▸ **Your task**:
From the listing below, work out how many lines contain "JSON"; the answer is that number and nothing more.
::: Dataset excerpts
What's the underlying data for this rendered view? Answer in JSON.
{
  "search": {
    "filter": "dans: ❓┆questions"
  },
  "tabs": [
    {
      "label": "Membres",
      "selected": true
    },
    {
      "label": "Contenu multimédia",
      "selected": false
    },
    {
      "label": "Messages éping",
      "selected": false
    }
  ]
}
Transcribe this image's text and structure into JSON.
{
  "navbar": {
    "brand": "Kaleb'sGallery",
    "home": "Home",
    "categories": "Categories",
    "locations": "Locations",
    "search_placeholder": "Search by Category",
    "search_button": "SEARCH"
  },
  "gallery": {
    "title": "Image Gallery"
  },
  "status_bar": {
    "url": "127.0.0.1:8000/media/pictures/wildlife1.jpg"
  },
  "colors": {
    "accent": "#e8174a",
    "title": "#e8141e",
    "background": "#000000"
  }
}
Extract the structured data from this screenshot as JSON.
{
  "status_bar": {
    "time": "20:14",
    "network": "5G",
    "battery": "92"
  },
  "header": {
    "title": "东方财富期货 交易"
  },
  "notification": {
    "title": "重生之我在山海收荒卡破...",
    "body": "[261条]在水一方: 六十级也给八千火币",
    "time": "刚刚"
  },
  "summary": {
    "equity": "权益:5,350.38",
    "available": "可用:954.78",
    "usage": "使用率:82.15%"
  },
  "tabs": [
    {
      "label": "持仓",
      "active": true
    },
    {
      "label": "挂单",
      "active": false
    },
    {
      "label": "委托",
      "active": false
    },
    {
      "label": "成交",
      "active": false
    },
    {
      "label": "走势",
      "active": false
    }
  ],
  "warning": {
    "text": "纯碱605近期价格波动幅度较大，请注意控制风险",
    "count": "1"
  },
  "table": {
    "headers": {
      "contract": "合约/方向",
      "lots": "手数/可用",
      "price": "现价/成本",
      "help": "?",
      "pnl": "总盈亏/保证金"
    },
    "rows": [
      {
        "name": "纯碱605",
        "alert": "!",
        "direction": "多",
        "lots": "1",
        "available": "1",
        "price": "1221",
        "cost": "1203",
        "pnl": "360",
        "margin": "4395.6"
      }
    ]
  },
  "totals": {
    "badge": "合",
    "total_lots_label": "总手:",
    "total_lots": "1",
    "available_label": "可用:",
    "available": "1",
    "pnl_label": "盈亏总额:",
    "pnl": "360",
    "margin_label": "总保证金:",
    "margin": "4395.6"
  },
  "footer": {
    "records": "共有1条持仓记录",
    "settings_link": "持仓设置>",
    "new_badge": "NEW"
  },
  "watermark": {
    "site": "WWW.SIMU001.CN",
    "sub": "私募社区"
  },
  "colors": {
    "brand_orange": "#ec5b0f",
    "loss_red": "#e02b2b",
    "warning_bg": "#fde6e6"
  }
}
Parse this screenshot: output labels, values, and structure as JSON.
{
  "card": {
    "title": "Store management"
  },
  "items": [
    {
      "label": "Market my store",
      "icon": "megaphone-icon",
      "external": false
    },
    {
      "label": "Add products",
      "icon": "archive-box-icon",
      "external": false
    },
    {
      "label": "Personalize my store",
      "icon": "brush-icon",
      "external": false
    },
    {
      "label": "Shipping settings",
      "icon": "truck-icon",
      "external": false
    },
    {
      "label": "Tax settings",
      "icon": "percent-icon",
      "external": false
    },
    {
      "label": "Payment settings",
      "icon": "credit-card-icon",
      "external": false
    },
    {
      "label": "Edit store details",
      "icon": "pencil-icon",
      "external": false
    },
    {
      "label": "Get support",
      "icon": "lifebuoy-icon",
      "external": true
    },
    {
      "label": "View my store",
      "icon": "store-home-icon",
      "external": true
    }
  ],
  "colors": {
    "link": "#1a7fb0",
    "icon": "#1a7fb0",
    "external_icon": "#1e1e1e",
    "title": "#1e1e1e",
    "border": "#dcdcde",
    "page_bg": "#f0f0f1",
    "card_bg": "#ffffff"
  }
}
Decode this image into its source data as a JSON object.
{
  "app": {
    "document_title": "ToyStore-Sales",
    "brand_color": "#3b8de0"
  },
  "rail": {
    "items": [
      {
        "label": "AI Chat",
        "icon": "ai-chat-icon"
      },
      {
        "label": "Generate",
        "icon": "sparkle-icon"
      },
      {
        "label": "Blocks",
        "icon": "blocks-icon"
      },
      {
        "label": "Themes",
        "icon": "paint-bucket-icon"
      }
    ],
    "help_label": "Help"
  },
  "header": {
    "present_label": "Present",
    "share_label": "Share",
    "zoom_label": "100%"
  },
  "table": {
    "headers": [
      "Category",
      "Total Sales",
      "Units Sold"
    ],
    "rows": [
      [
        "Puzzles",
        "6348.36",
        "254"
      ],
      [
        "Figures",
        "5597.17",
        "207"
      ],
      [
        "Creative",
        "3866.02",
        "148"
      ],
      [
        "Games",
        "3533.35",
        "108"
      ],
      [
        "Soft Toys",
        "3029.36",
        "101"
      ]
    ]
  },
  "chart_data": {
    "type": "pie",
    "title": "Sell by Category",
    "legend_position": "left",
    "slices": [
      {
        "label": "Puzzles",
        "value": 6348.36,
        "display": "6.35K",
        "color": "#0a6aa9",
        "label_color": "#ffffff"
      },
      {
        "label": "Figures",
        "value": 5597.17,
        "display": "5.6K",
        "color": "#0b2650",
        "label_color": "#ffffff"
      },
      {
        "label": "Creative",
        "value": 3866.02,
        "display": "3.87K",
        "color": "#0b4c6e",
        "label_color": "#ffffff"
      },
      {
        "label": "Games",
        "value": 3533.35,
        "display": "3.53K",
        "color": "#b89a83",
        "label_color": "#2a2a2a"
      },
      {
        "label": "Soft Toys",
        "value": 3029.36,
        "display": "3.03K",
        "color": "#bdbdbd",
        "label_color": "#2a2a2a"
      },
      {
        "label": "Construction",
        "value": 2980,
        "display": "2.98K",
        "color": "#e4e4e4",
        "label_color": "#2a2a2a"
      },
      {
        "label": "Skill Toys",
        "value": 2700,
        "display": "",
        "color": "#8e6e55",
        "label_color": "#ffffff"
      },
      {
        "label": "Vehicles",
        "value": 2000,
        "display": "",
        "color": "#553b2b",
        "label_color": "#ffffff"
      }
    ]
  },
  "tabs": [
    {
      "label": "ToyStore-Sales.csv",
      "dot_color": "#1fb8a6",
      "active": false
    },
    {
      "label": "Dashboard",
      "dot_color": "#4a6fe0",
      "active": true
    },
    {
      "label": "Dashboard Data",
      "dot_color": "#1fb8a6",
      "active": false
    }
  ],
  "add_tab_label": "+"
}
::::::
▸ **Response**:
5